How do you have healthy, age-appropriate conversations with kids about pornography? Dr. Timaree Schmit offers a helpful guide for parents.
Let’s make one thing clear: I’m not a parent and have absolutely no idea how you people pull that off.
I mean, I understand how the kid came to be. In fact, that IS my area of expertise. But I don’t know how you folks manage to turn tiny, squishy miniature humans who don’t even know not to poke themselves in the eye into fully functioning adult people… much less how this feat is accomplished with a normal person’s budget of money and time.
That said, I’m here to help you talk to your progeny about porn. I get a fair number of messages from parents who have uncovered their kids’ porn viewing or are just preparing for the inevitable day when it happens. They want to know how to talk about it in a productive way, knowing that it’s literally impossible to prevent your children from seeing sex.
- Ask Questions
Start this conversation with some investigative work. Find out what they already know and believe, what they have already heard/seen/expect. Find out how they felt when they saw it. Ask them what they think porn is (literally and also figuratively, so they understand it’s fantasy in the way that movies can sometimes be unrealistic) and why they think people would watch it. This gives you a baseline so you know how to proceed and establishes that this is a conversation, not a lecture.
- Be a Safe Space
The overall tone should be conversational but intimate, so you can talk seriously, but they know they’re safe to be honest. This helps you establish that it’s OK to ask you questions and you won’t judge them or punish them for being curious. If asking you questions leads to punishments, they’re going to ask someone else. And you never know what that person is going to say.
- Don’t Freak Out
Let’s say you just walked in on your little princess or prince in the midst of an X Hamster viewing session. The right answer is NOT to scream or say, “what’s wrong with you?” or otherwise add to the trauma. Even if inside you’re internally spazzing, keep it cool for their sake. Having parents who went unreasonably ballistic about sexuality is one of the best ways to ensure someone has a horrible time being a sexually healthy adult.
- Tailor the Conversation to the Child
What is helpful to one kid is TMI to another. Consider what your kid already knows, how they are likely to access pornography, what kind of ideas they have about it, how they interact with their peers and what is going to be genuinely helpful. And naturally, conversations about sex should be developmentally appropriate. All kids should learn basic anatomy and physiology, be aware of the importance of consent and they should know what your values are about sex. But beyond that, there’s a lot of room for modification.

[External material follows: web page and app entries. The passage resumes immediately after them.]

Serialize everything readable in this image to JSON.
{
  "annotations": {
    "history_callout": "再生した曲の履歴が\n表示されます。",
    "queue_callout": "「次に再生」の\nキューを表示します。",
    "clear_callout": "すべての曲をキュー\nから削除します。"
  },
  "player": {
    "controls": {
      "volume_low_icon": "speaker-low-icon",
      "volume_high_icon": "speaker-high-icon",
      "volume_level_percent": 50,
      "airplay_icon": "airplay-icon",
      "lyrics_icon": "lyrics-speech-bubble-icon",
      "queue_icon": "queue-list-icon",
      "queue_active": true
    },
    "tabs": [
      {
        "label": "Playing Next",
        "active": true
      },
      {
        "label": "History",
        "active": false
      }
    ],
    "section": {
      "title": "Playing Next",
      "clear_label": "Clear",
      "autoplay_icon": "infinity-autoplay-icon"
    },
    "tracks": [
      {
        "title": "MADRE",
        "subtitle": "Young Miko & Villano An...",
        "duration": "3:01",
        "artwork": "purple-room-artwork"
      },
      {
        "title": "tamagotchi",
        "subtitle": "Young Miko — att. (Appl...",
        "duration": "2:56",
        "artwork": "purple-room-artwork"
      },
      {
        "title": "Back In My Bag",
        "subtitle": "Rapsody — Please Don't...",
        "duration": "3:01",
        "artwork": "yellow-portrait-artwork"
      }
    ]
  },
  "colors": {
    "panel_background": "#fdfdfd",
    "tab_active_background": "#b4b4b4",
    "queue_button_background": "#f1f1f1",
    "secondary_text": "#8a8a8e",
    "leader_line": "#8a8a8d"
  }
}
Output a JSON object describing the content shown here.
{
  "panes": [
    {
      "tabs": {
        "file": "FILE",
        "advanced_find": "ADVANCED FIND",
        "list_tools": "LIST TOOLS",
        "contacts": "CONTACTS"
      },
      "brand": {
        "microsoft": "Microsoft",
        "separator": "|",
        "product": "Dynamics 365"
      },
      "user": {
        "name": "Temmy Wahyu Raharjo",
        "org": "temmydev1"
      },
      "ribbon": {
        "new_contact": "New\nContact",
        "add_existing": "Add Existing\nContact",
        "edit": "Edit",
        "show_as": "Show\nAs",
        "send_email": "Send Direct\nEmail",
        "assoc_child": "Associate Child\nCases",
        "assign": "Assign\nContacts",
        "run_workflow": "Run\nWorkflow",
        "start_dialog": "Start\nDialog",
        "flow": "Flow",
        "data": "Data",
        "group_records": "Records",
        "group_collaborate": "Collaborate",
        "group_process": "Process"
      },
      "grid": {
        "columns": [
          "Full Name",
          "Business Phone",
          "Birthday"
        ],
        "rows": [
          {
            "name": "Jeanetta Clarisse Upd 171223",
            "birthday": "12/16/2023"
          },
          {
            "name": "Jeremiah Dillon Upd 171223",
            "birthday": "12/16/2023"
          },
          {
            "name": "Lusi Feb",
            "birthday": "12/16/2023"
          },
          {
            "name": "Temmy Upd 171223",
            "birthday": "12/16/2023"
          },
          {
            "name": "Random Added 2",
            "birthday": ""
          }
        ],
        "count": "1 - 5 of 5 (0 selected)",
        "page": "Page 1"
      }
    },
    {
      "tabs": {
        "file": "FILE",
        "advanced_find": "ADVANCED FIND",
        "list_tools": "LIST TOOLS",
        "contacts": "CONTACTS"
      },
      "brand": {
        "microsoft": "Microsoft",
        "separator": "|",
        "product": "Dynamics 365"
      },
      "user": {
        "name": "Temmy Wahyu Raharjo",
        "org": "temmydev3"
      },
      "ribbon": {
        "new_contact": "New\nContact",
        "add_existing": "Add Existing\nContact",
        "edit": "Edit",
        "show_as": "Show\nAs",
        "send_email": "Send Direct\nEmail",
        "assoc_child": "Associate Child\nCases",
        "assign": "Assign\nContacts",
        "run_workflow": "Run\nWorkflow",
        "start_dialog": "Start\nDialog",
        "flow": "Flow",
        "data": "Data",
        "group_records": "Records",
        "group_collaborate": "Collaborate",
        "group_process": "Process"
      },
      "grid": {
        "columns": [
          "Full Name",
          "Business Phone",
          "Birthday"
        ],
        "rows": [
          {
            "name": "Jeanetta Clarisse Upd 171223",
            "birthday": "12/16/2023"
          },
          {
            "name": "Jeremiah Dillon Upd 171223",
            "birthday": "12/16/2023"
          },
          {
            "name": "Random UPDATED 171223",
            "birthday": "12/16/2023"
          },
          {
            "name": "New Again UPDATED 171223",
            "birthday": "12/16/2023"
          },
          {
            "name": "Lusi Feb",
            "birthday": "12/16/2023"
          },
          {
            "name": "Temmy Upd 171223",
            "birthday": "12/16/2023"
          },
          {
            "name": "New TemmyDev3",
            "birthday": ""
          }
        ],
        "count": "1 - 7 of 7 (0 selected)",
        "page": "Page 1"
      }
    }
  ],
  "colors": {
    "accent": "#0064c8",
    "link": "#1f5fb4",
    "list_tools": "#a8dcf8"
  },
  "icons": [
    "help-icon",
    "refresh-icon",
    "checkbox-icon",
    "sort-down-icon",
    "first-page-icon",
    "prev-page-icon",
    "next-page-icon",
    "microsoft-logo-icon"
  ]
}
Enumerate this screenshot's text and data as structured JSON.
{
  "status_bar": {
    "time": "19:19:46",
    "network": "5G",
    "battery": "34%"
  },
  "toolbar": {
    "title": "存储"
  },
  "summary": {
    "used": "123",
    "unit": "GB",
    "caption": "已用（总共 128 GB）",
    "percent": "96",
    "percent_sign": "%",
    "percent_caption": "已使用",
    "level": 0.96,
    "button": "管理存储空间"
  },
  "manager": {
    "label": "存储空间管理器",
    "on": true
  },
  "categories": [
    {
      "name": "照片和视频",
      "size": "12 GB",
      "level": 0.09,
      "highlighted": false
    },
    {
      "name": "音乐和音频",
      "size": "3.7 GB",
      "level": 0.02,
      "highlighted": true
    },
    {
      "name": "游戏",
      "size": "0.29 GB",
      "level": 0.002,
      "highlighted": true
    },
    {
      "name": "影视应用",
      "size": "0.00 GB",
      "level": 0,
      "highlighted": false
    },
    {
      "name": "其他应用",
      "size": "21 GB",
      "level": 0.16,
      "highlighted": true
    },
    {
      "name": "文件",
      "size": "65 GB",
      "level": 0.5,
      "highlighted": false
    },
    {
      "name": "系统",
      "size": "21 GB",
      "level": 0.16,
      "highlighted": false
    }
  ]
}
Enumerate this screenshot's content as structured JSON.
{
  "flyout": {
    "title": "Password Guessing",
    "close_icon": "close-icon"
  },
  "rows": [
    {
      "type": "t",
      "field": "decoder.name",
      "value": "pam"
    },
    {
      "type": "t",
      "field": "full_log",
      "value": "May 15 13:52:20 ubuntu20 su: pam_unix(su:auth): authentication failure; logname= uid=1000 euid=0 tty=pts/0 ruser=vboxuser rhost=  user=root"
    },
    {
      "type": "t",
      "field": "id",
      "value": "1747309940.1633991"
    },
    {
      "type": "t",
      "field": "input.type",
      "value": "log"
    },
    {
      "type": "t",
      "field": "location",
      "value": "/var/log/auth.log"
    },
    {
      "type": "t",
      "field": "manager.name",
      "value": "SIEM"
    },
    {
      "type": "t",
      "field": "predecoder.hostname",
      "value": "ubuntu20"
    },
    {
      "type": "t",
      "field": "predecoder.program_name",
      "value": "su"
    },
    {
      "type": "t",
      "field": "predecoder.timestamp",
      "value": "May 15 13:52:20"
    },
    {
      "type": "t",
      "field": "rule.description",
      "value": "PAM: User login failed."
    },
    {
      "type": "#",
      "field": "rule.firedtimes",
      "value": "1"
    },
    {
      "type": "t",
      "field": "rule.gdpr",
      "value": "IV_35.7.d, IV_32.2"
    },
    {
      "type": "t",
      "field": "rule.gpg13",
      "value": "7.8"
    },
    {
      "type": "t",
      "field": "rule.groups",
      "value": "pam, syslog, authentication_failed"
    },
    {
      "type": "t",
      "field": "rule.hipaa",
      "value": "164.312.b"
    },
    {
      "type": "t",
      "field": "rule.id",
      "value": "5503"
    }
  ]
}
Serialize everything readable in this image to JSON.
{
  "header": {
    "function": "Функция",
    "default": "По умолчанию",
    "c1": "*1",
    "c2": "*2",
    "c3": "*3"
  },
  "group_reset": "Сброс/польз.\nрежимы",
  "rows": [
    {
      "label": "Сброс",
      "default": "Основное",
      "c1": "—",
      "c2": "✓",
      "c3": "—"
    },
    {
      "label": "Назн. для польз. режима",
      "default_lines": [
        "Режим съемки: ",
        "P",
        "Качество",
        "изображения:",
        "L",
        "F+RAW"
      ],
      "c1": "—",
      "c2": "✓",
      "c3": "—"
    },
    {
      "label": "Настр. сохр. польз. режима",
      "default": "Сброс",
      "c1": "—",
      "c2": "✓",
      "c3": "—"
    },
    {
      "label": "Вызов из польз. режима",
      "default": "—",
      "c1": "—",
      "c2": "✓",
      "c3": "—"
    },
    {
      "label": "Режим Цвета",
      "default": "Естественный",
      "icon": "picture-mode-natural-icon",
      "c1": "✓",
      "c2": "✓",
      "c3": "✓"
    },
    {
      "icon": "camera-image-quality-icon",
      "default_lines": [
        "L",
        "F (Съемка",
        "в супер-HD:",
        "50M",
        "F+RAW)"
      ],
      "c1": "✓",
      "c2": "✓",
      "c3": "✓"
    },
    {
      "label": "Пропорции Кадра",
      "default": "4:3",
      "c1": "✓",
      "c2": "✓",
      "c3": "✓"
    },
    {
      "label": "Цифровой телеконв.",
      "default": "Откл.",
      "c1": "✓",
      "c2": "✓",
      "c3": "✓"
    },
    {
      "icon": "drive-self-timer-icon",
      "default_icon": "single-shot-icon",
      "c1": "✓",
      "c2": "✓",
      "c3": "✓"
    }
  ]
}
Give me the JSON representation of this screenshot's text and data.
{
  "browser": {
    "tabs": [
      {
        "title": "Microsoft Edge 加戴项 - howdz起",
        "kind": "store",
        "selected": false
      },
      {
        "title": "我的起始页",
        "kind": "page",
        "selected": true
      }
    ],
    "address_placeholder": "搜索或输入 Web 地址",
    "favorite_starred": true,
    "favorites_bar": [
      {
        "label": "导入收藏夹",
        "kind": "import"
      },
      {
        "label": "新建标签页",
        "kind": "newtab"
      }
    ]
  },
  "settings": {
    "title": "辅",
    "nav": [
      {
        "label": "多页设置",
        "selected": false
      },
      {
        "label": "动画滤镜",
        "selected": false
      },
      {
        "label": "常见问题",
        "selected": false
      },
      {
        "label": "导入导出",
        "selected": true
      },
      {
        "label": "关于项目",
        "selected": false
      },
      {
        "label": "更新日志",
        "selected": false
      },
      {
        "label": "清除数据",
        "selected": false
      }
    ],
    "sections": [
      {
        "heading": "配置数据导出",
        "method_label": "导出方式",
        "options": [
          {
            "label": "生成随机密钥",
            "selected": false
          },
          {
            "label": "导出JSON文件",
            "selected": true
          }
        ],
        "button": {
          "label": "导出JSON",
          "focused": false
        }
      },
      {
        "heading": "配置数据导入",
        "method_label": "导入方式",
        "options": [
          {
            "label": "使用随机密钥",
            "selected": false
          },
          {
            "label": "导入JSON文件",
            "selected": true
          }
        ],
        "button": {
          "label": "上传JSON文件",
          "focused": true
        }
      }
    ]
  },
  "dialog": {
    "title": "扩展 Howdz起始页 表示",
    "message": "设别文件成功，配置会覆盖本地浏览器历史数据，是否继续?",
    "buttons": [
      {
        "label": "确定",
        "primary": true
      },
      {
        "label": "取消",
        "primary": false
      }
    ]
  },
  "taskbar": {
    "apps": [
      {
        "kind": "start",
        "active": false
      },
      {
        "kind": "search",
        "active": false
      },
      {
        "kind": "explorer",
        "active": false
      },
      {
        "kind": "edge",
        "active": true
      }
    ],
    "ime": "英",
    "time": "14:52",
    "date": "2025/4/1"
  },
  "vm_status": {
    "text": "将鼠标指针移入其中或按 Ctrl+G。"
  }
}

If your son or daughter already has issues with taking the answer “No” seriously, then we can put more emphasis on enthusiastic consent and explaining what is unrealistic about porn in that way. If your kids are prone to talking about their bodies being not good enough, know that you need to give context about the bodies of porn stars. Based on their reaction to porn, either specifically or in theory, you can figure out if the dialogue needs to be more about WHY people have sex, HOW, WITH WHOM, etc.
- Make No Assumptions
Let’s say your son’s internet history reveals that he watched some gay porn. Does that mean he’s gay? Not necessarily. If your daughter asks about facials, does that mean that her boyfriend has been asking to do that? Not necessarily. There are lot of things to be curious about and lots of things that are hilarious. Again, ask questions to make sure you understand exactly what is being talked about. Are you sure you both think a word means the same thing?
- Keep the Dialogue Open
This is not a one-and-done type deal. Y’all are gonna talk about sex and porn throughout the lifetime. If you want them to know and embody your values, you need to communicate those clearly, repeatedly and consistently. And the things that are relevant at age 8 will be discarded for entirely new questions at age 10. Stay a safe space and use teachable moments. Miley Cyrus was good for a fair number of conversation starters for 2013. Be on the lookout for the next one.
- Get Some Tech Skills
Know how your kids access porn and how to take steps to curtail it, if need be. Know how to use parental controls, know your kids’ passwords and explicitly spell out what the rules are about porn, what is OK and what is unacceptable in both your home and friends’ homes. Be able to search internet history on all devices and know that it’s way uncool to parent via tweet or facebook comment. Save these discussions for face-to-face or phone, at minimum.
- What if You Don’t Know the Answer?
This is almost certain to happen. Sometimes you’ll be able to talk about larger issues and values without knowing specifics, but you can also be honest, say you don’t know and come back to the conversation after you’ve done some research into reliable sources.
Good luck, friends. And always feel free to hit me up with specific questions.
Originally appeared at Sex With Timaree
You may also like: The Healthy Sex Talk, Ages 1-21
Photo: Flickr/Summer Skyes 11